The World Health Organization has published a framework to ensure that the necessary steps are followed throughout a procedure.
Before induction of anesthesia
• Has the patient confirmed his/her identity, site, procedure, and consent?
• Is the site marked?
• Is the anesthesia machine and medication check complete?
• Is the pulse oximeter on the patient and functioning?
• Does the patient have a known allergy, difficult airway or aspiration risk, risk of >500ml blood loss (7ml/kg in children)?
Before skin incision
• Confirm all team members have introduced themselves by name and role.
• Confirm the patient’s name, procedure, and where the incision will be made.
• Has antibiotic prophylaxis been given within the last 60 minutes?
Anticipated Critical Events
• What are the critical or non-routine steps?
• How long will the case take?
• What is the anticipated blood loss?
• Are there any patient-specific concerns?
To Nursing Team:
• Has sterility (including indicator results) been confirmed?
• Are there equipment issues or any concerns?
• Is essential imaging displayed?
Before patient leaves operating room
Nurse Verbally Confirms:
• The name of the procedure
• Completion of instrument, sponge and needle counts
• Specimen labelling (read specimen labels aloud, including patient name)
• Whether there are any equipment problems to be addressed
To Surgeon, Anesthetist and Nurse:
• What are the key concerns for recovery and management of this patient?
1. Barash P, Cullen B, Stoelting R, et al., eds. Clinical Anesthesia. 6th ed. Philadelphia, PA: Lippincott Williams & Wilkins.
2. Hartocollis, A. (9 September 2014). “Doctor Present at Joan Rivers’s Procedure Wasn’t Authorized at Clinic”. The New York Times. Retrieved at http://www.nytimes.com/2014/09/12/nyregion/doctor-present-at-joan-riverss-procedure-was-not-authorized-at-clinic.html on 9 October 2014.
3. Hartocollis, A. Goodman JD. (9 September 2014). “At Surgery Clinic, Rush to Save Joan Rivers’s Life”. The New York Times. Retrieved at http://www.nytimes.com/2014/09/10/nyregion/at-east-side-surgery-center-a-rush-to-save-joan-rivers.html?action=click&contentCollection=N.Y.%20%2F%20Region&module=RelatedCoverage®ion=Marginalia&pgtype=article on 9 October 2014.
4. Miller RD, Eriksson LI, Fleisher L, et al., eds. Miller’s Anesthesia. 7th ed. Philadelphia, PA: Churchill Livingstone.
5. World Health Organization. 2009. Implementation manual WHO surgical safety checklist 2009Safe surgery saves lives. Geneva, Switzerland.
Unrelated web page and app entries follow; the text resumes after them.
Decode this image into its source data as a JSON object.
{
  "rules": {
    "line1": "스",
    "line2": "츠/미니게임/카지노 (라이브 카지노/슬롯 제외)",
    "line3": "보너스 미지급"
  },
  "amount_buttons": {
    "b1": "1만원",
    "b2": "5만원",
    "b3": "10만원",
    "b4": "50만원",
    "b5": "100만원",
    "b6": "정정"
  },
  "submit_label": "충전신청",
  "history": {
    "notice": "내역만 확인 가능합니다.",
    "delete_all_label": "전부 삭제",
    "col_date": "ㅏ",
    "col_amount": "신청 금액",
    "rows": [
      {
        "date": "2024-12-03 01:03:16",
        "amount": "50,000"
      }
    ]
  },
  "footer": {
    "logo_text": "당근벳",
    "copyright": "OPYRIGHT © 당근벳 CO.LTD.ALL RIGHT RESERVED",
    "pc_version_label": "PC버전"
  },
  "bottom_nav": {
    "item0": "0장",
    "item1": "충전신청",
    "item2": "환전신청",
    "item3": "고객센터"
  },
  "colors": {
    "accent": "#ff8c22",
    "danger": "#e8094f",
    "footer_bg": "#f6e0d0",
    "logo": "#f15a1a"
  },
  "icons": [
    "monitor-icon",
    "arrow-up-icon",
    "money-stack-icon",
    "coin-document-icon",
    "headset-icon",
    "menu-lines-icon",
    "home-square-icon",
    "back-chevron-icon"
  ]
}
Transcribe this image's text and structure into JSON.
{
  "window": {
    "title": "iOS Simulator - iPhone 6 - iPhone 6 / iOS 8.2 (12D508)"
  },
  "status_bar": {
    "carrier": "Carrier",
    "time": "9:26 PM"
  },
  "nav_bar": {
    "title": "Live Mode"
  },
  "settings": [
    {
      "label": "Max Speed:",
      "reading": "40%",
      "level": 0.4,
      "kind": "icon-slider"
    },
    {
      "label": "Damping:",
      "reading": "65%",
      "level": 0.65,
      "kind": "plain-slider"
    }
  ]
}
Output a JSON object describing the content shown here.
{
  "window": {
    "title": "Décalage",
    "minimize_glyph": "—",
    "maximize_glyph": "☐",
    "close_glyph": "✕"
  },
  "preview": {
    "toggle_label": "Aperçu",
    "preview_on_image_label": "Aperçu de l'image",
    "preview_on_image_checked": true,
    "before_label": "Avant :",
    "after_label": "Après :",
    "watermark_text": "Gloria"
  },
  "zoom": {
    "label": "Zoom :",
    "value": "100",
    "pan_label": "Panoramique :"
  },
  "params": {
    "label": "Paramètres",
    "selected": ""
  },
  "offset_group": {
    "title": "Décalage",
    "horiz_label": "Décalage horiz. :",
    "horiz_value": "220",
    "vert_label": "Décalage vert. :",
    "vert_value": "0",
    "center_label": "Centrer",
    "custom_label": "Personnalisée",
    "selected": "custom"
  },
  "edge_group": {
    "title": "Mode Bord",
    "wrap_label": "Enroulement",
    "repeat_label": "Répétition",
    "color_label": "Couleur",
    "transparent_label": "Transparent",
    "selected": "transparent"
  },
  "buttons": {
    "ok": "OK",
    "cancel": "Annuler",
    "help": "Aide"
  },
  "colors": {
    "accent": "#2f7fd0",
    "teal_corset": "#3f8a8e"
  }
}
Retrieved at http://whqlibdoc.who.int/publications/2009/9789241598590_eng.pdf on 15 October 2014.
We are physician anesthesiologists (medical doctor / MD) who provide anesthesia to individuals with a phobia, fear, and anxiety for outpatient procedures in fields such as dermatology, plastic surgery, gastroenterology (upper gastrointestinal endoscopy, esophagogastroduodenoscopy, EGD, colonoscopy, otolaryngology (ear, nose, throat / ENT), and dentistry (deep cleaning, implant, all-on-four, root canal, and wisdom teeth extraction).
We provide various levels of anesthesia–from monitored anesthesia care (MAC) to general anesthesia. MAC is often used interchangeably with conscious sedation and twilight anesthesia. As it relates to dentistry, it is referred to as sleep dentistry, sedation dentistry, dental anesthesia, and intravenous, or IV, sedation.
We practice in Northern (Alameda, Contra Costa, Marin, Napa, San Francisco, San Mateo, Santa Clara, Solano, and Sonoma counties) and Southern (Los Angeles, Orange, San Bernardino, Riverside, Ventura, and San Diego counties) California.